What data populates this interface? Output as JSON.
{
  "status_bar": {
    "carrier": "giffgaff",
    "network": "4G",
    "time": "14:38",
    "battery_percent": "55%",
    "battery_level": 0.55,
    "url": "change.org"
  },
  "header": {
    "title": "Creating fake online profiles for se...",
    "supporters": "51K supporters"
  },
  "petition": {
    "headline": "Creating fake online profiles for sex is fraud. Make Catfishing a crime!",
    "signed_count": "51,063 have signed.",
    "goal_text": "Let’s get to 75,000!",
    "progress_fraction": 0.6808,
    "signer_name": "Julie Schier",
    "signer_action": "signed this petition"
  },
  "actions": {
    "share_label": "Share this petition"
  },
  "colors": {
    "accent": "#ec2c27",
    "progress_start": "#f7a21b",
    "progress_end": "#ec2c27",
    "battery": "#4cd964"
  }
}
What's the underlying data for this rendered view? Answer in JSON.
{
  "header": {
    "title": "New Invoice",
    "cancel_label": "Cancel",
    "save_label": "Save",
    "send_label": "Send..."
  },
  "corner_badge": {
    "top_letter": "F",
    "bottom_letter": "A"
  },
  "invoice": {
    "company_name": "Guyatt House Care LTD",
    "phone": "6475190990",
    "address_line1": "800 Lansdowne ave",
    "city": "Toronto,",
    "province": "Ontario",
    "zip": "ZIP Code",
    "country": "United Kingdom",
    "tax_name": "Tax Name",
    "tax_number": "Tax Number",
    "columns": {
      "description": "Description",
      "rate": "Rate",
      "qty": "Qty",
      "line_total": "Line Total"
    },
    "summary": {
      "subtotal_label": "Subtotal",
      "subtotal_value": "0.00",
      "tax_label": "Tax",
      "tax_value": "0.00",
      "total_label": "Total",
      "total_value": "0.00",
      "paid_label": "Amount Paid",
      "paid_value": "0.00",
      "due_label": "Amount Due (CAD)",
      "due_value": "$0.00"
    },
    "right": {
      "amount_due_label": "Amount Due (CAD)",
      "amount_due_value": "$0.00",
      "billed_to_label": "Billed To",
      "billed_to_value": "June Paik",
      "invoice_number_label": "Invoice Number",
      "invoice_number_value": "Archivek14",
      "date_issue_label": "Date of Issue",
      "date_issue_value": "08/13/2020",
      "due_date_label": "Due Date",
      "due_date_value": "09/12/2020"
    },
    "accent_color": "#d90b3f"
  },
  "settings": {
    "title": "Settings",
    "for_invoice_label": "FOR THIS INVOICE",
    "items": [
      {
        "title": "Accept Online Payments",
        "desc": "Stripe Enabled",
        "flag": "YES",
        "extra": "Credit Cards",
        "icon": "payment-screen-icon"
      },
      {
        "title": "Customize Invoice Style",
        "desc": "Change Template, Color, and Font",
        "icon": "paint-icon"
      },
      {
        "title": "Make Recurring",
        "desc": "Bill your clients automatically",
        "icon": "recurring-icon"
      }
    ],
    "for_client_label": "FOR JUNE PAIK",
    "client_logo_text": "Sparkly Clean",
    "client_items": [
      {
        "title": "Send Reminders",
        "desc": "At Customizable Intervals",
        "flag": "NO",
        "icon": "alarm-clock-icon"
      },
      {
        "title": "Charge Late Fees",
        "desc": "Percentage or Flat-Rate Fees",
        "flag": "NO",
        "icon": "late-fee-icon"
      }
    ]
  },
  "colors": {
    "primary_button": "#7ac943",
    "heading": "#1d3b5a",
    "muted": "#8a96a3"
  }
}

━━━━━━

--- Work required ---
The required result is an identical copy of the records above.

--- Result of the task ---
What data populates this interface? Output as JSON.
{
  "status_bar": {
    "carrier": "giffgaff",
    "network": "4G",
    "time": "14:38",
    "battery_percent": "55%",
    "battery_level": 0.55,
    "url": "change.org"
  },
  "header": {
    "title": "Creating fake online profiles for se...",
    "supporters": "51K supporters"
  },
  "petition": {
    "headline": "Creating fake online profiles for sex is fraud. Make Catfishing a crime!",
    "signed_count": "51,063 have signed.",
    "goal_text": "Let’s get to 75,000!",
    "progress_fraction": 0.6808,
    "signer_name": "Julie Schier",
    "signer_action": "signed this petition"
  },
  "actions": {
    "share_label": "Share this petition"
  },
  "colors": {
    "accent": "#ec2c27",
    "progress_start": "#f7a21b",
    "progress_end": "#ec2c27",
    "battery": "#4cd964"
  }
}
What's the underlying data for this rendered view? Answer in JSON.
{
  "header": {
    "title": "New Invoice",
    "cancel_label": "Cancel",
    "save_label": "Save",
    "send_label": "Send..."
  },
  "corner_badge": {
    "top_letter": "F",
    "bottom_letter": "A"
  },
  "invoice": {
    "company_name": "Guyatt House Care LTD",
    "phone": "6475190990",
    "address_line1": "800 Lansdowne ave",
    "city": "Toronto,",
    "province": "Ontario",
    "zip": "ZIP Code",
    "country": "United Kingdom",
    "tax_name": "Tax Name",
    "tax_number": "Tax Number",
    "columns": {
      "description": "Description",
      "rate": "Rate",
      "qty": "Qty",
      "line_total": "Line Total"
    },
    "summary": {
      "subtotal_label": "Subtotal",
      "subtotal_value": "0.00",
      "tax_label": "Tax",
      "tax_value": "0.00",
      "total_label": "Total",
      "total_value": "0.00",
      "paid_label": "Amount Paid",
      "paid_value": "0.00",
      "due_label": "Amount Due (CAD)",
      "due_value": "$0.00"
    },
    "right": {
      "amount_due_label": "Amount Due (CAD)",
      "amount_due_value": "$0.00",
      "billed_to_label": "Billed To",
      "billed_to_value": "June Paik",
      "invoice_number_label": "Invoice Number",
      "invoice_number_value": "Archivek14",
      "date_issue_label": "Date of Issue",
      "date_issue_value": "08/13/2020",
      "due_date_label": "Due Date",
      "due_date_value": "09/12/2020"
    },
    "accent_color": "#d90b3f"
  },
  "settings": {
    "title": "Settings",
    "for_invoice_label": "FOR THIS INVOICE",
    "items": [
      {
        "title": "Accept Online Payments",
        "desc": "Stripe Enabled",
        "flag": "YES",
        "extra": "Credit Cards",
        "icon": "payment-screen-icon"
      },
      {
        "title": "Customize Invoice Style",
        "desc": "Change Template, Color, and Font",
        "icon": "paint-icon"
      },
      {
        "title": "Make Recurring",
        "desc": "Bill your clients automatically",
        "icon": "recurring-icon"
      }
    ],
    "for_client_label": "FOR JUNE PAIK",
    "client_logo_text": "Sparkly Clean",
    "client_items": [
      {
        "title": "Send Reminders",
        "desc": "At Customizable Intervals",
        "flag": "NO",
        "icon": "alarm-clock-icon"
      },
      {
        "title": "Charge Late Fees",
        "desc": "Percentage or Flat-Rate Fees",
        "flag": "NO",
        "icon": "late-fee-icon"
      }
    ]
  },
  "colors": {
    "primary_button": "#7ac943",
    "heading": "#1d3b5a",
    "muted": "#8a96a3"
  }
}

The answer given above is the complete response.